» **What you should do**
Check every line below for the string "this". Copy the ones that have it.

» **Information provided**
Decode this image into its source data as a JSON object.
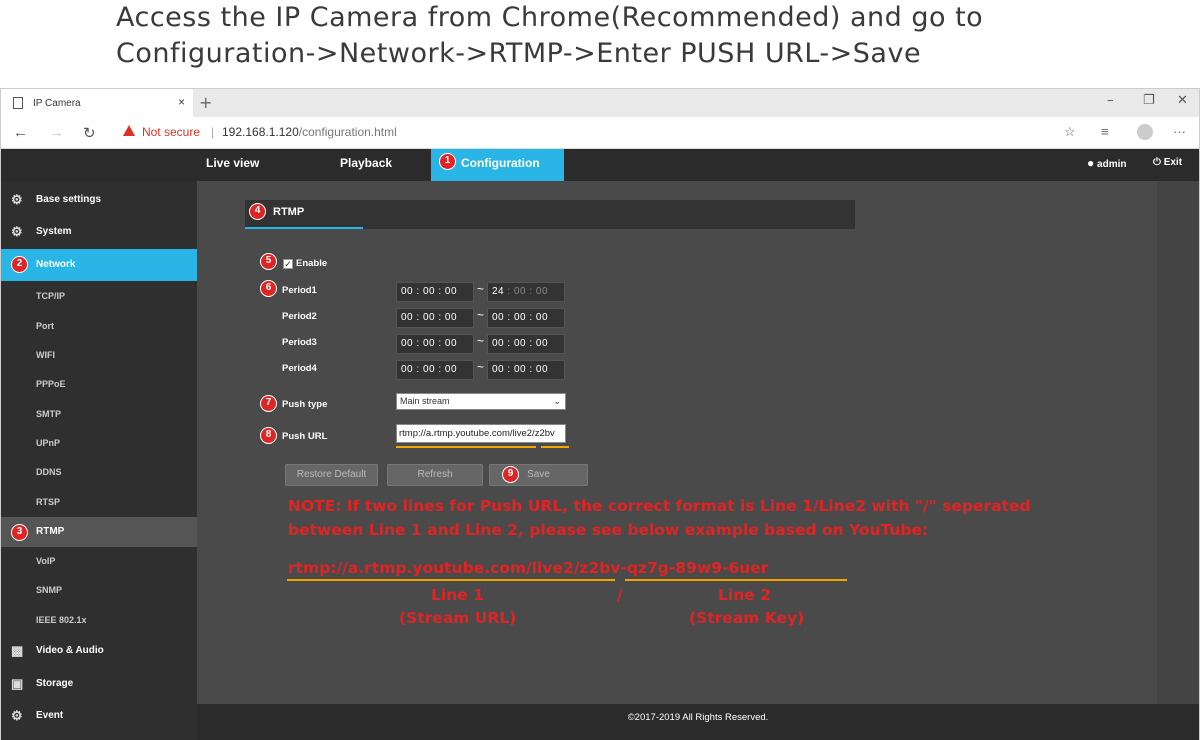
{
  "caption": {
    "line1": "Access the IP Camera from Chrome(Recommended) and go to",
    "line2": "Configuration->Network->RTMP->Enter PUSH URL->Save"
  },
  "browser": {
    "tab_title": "IP Camera",
    "tab_close": "×",
    "new_tab": "+",
    "not_secure": "Not secure",
    "url_host": "192.168.1.120",
    "url_path": "/configuration.html"
  },
  "topnav": {
    "live_view": "Live view",
    "playback": "Playback",
    "configuration": "Configuration",
    "user": "admin",
    "exit": "Exit"
  },
  "sidebar": {
    "base_settings": "Base settings",
    "system": "System",
    "network": "Network",
    "sub": [
      "TCP/IP",
      "Port",
      "WIFI",
      "PPPoE",
      "SMTP",
      "UPnP",
      "DDNS",
      "RTSP",
      "RTMP",
      "VoIP",
      "SNMP",
      "IEEE 802.1x"
    ],
    "video_audio": "Video & Audio",
    "storage": "Storage",
    "event": "Event"
  },
  "badges": [
    "1",
    "2",
    "3",
    "4",
    "5",
    "6",
    "7",
    "8",
    "9"
  ],
  "form": {
    "tab": "RTMP",
    "enable": "Enable",
    "periods": [
      {
        "label": "Period1",
        "start": "00 : 00 : 00",
        "end_h": "24",
        "end_rest": " : 00 : 00"
      },
      {
        "label": "Period2",
        "start": "00 : 00 : 00",
        "end_h": "00",
        "end_rest": " : 00 : 00"
      },
      {
        "label": "Period3",
        "start": "00 : 00 : 00",
        "end_h": "00",
        "end_rest": " : 00 : 00"
      },
      {
        "label": "Period4",
        "start": "00 : 00 : 00",
        "end_h": "00",
        "end_rest": " : 00 : 00"
      }
    ],
    "tilde": "~",
    "push_type_label": "Push type",
    "push_type_value": "Main stream",
    "push_url_label": "Push URL",
    "push_url_value": "rtmp://a.rtmp.youtube.com/live2/z2bv",
    "restore_default": "Restore Default",
    "refresh": "Refresh",
    "save": "Save"
  },
  "note": {
    "line1": "NOTE: If two lines for Push URL, the correct format is Line 1/Line2 with \"/\" seperated",
    "line2": "between Line 1 and Line 2, please see below example based on YouTube:",
    "example_url": "rtmp://a.rtmp.youtube.com/live2/z2bv-qz7g-89w9-6uer",
    "line1_label": "Line 1",
    "line1_sub": "(Stream URL)",
    "slash": "/",
    "line2_label": "Line 2",
    "line2_sub": "(Stream Key)"
  },
  "footer": "©2017-2019 All Rights Reserved.",
  "colors": {
    "accent": "#29b6e6",
    "badge": "#e02424",
    "underline": "#f0a500"
  }
}
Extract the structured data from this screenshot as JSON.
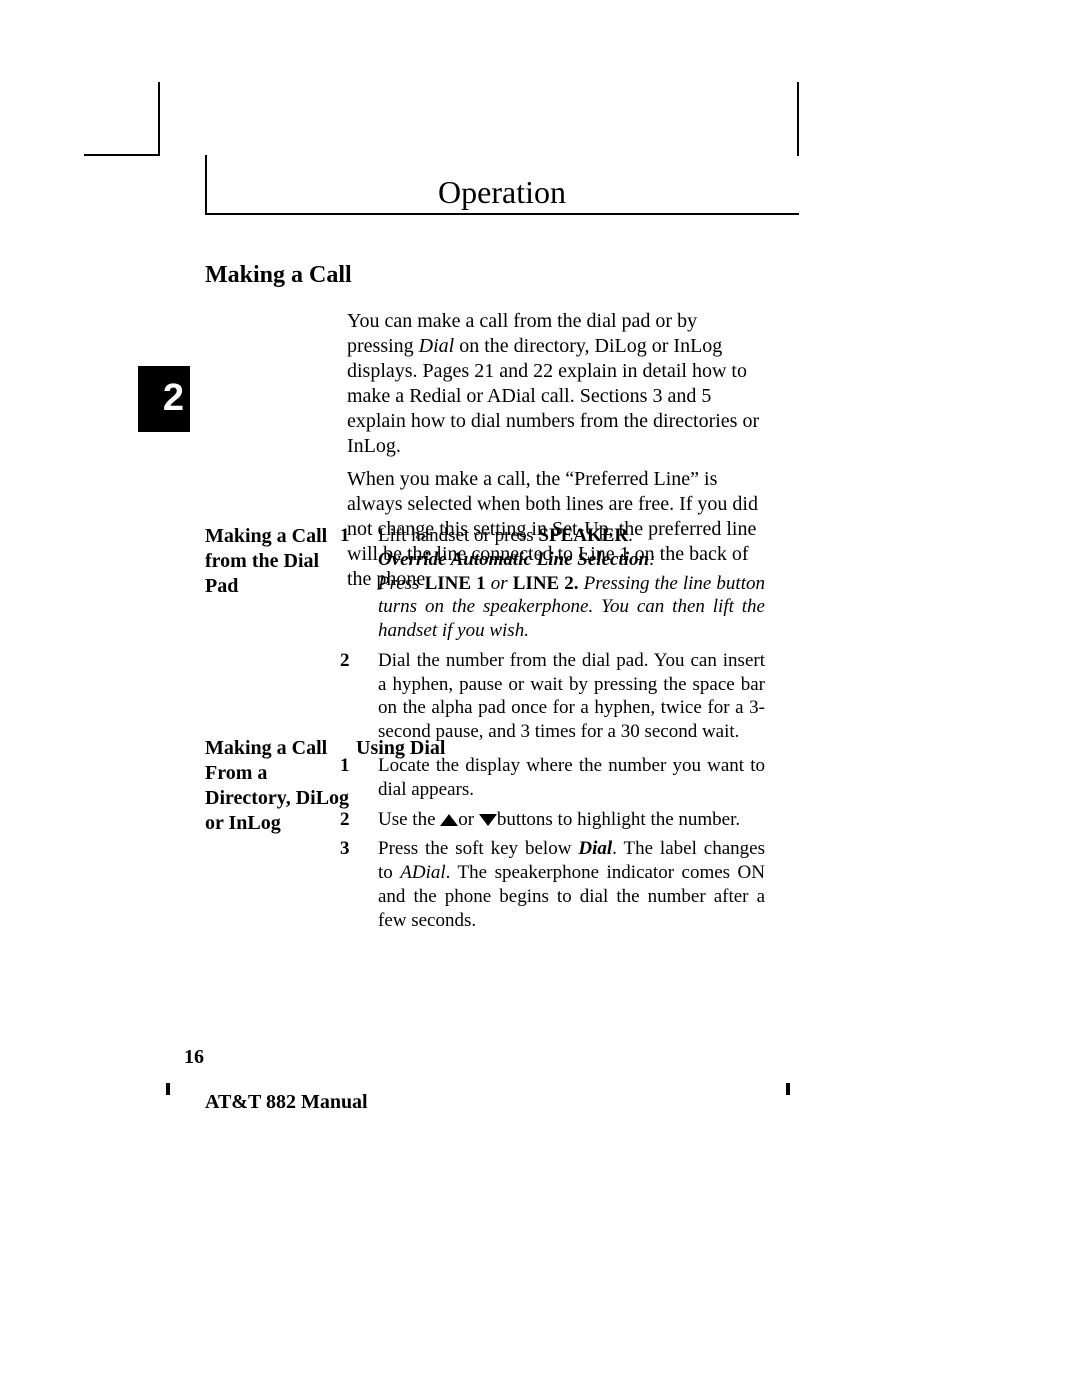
{
  "chapter_number": "2",
  "chapter_title": "Operation",
  "section_heading": "Making a Call",
  "intro": {
    "p1_a": "You can make a call from the dial pad or by pressing ",
    "p1_dial": "Dial",
    "p1_b": " on the directory, DiLog or InLog displays.  Pages 21 and 22 explain in detail how to make a Redial or ADial call.  Sections 3 and 5 explain how to dial numbers from the directories or  InLog.",
    "p2": "When you make a call, the “Preferred Line” is always selected when both lines are free. If you did not change this setting in Set-Up, the preferred line will be the line connected to Line 1 on the back of the phone."
  },
  "sub1": {
    "heading": "Making a Call from the Dial Pad",
    "steps": {
      "s1": {
        "num": "1",
        "a": "Lift handset or press ",
        "speaker": "SPEAKER",
        "dot": ".",
        "override_label": "Override Automatic Line Selection",
        "colon": ":",
        "press": "Press ",
        "line1": "LINE 1",
        "or": " or ",
        "line2": "LINE 2.",
        "tail": "    Pressing the line button turns on the speakerphone.  You can then lift the handset if you wish."
      },
      "s2": {
        "num": "2",
        "body": "Dial the number from the dial pad.  You can insert a hyphen, pause or wait by pressing the space bar on the alpha pad once for a hyphen, twice for a 3-second pause, and 3 times for a 30 second wait."
      }
    }
  },
  "sub2": {
    "heading": "Making a Call From a Directory, DiLog or InLog",
    "subtitle": "Using Dial",
    "steps": {
      "s1": {
        "num": "1",
        "body": "Locate the display where the number you want to dial appears."
      },
      "s2": {
        "num": "2",
        "a": "Use the    ",
        "or": "or   ",
        "b": "buttons to highlight the number."
      },
      "s3": {
        "num": "3",
        "a": "Press the soft key below ",
        "dial": "Dial",
        "b": ".  The label changes to ",
        "adial": "ADial",
        "c": ". The speakerphone indicator comes ON and the phone begins to dial the number after a few seconds."
      }
    }
  },
  "page_number": "16",
  "footer": "AT&T 882 Manual"
}
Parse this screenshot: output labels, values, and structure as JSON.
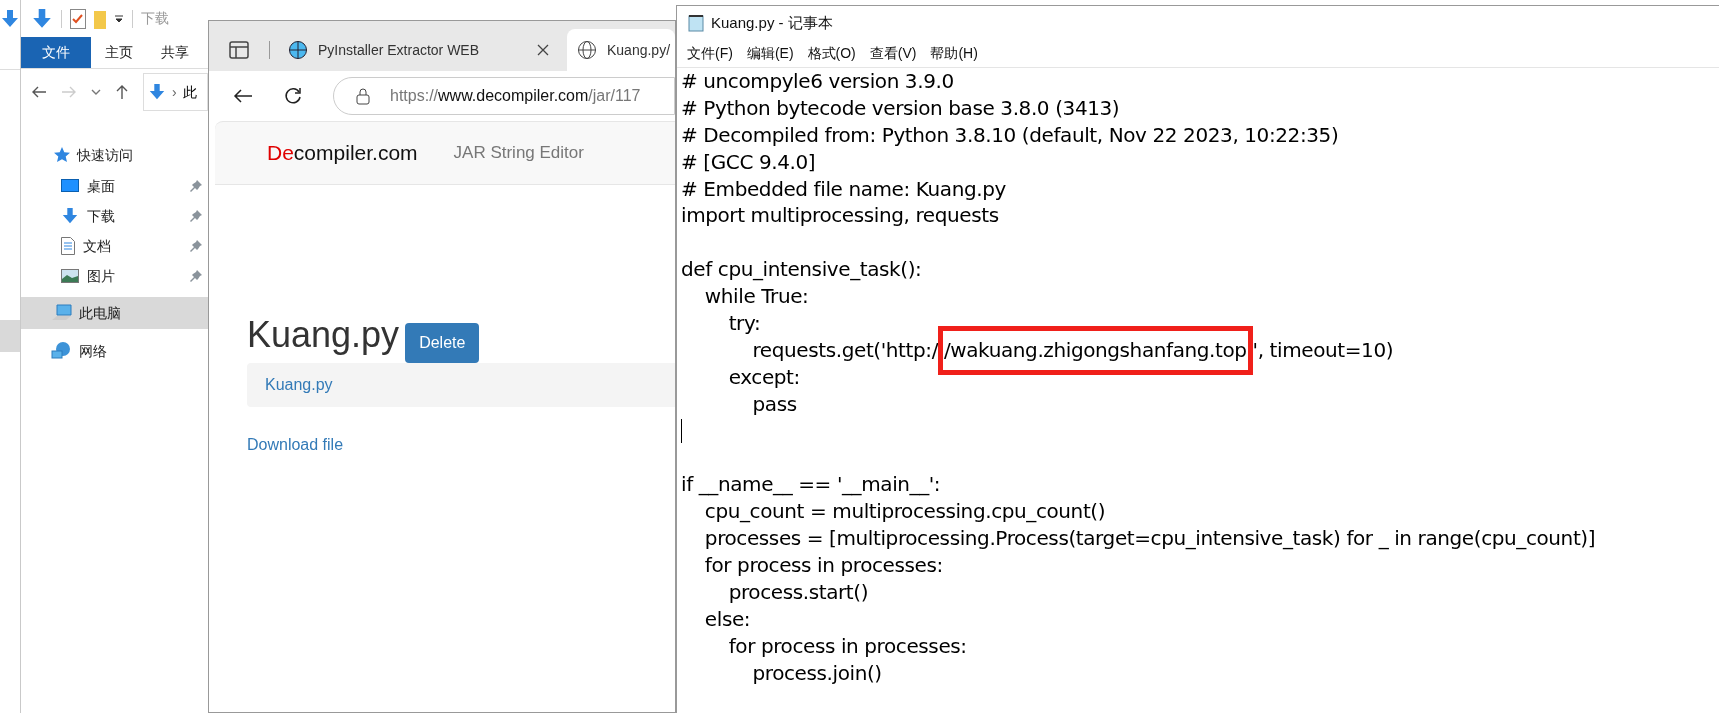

» **Response box**
Decode this image into its source data as a JSON object.
Extract the structured data from this screenshot as JSON.
    "p2": "When you make a call, the “Preferred Line” is always selected when both lines are free. If you did not change this setting in Set-Up, the preferred line will be the line connected to Line 1 on the back of the phone."
Parse this screenshot: output labels, values, and structure as JSON.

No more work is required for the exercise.